There are significant benefits of research for the involved undergraduate student. These include exposure to advanced topics, introduction to research methods, and direct interaction with faculty and other students. Faculty and institutions benefit as well by the increased interaction with students – fresh eyes in research projects, more energized research groups, and more engaged alumni. However, there are some challenges in designing a research program to work primarily with undergraduates. These include the students’ lack of exposure to advanced topics, short tenure on the project, and potentially lower commitment to the results. There are a number of ways to address these concerns, however. Short student tenure and limited background can be offset by breaking up a long-term project into manageable short-term goals, allocating specific deliverables to each student, and implementing a rigorous data reporting and storage system.
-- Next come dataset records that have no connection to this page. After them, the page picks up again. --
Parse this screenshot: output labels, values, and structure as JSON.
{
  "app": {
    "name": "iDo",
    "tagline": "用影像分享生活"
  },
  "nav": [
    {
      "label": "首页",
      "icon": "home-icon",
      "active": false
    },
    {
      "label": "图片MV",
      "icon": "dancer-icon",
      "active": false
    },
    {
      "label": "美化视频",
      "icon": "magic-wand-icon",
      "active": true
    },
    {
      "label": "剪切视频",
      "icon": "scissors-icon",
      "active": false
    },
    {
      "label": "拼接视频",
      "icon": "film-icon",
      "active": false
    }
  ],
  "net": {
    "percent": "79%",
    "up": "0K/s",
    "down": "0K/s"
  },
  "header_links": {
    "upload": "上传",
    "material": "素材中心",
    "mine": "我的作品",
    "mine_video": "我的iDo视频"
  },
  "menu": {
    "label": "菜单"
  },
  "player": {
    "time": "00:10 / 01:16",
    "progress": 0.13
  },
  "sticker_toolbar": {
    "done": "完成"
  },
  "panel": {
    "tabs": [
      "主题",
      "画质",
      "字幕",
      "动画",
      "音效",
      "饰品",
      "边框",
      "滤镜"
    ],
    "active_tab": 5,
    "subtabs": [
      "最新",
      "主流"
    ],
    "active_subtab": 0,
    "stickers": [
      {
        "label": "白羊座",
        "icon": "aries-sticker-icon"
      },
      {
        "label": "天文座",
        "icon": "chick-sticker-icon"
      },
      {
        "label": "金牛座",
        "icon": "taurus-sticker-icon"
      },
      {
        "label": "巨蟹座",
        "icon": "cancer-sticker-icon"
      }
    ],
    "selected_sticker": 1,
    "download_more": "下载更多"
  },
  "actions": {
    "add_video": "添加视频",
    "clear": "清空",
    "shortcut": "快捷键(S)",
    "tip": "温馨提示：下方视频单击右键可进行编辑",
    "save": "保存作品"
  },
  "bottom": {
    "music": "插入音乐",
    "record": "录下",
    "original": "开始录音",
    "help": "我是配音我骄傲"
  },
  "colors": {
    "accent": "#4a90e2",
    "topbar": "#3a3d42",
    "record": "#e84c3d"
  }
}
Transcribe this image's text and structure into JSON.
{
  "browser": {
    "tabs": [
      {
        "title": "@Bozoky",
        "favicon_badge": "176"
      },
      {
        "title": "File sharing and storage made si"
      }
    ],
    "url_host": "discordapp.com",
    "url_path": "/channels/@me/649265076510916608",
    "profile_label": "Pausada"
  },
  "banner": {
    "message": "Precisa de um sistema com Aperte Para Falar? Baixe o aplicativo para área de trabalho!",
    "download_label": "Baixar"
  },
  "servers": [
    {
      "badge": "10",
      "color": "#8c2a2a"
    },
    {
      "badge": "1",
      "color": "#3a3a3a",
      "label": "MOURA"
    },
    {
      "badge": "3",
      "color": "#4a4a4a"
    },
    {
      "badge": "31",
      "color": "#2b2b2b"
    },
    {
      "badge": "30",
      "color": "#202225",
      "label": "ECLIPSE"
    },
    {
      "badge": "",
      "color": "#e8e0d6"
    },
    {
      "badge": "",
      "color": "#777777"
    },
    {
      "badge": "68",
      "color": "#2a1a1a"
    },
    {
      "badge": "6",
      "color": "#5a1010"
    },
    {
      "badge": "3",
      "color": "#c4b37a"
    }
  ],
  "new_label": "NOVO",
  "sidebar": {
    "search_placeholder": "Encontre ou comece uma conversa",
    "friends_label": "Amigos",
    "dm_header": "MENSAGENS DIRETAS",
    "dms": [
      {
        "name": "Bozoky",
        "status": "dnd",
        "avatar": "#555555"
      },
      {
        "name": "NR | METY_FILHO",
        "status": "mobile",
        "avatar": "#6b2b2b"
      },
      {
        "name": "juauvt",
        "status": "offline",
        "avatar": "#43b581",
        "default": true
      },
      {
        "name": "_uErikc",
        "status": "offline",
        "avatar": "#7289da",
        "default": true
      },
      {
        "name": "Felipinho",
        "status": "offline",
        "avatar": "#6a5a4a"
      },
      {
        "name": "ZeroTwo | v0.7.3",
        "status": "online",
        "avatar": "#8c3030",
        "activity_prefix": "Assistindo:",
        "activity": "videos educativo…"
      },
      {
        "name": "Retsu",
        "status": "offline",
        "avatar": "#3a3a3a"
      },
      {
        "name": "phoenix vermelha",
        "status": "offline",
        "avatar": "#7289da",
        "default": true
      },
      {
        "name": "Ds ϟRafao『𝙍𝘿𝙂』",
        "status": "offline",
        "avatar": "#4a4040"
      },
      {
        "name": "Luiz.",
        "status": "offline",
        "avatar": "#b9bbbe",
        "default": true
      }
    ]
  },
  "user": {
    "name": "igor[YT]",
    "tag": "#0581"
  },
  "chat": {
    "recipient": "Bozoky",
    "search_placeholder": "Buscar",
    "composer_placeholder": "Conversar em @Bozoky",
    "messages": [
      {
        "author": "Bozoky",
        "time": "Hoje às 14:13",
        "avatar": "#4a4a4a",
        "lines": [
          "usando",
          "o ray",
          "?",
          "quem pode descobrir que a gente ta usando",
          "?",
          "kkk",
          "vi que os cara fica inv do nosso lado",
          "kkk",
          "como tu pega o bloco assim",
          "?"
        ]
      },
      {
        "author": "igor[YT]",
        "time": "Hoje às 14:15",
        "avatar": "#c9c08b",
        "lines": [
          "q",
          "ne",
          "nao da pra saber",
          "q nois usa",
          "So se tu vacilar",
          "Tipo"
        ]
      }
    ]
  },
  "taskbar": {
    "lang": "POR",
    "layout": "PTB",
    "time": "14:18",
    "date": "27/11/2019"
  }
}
Motivation concerns can be handled through tying performance to student grades or to an external competition. This paper presents results of applying these techniques in a multi-disciplinary vehicle sensing research project involving sixteen undergraduates over a three-year period. Although individual student time on the project ranged from only three to twelve months, all students were able to contribute to the project. Student activities were grouped into individual and small group tasks, each with specific goals and timetables. Rigorous electronic documentation and data storage techniques were employed to enable new students to come up-to-speed quickly. A mix of course credits, supplemental pay, and an intercollegiate competition were used to maintain student motivation. Project successes include high student satisfaction, conference papers, a demonstration pre-crash sensing system, and participation in an international student competition.
Available at: http://works.bepress.com/cbirdson/6/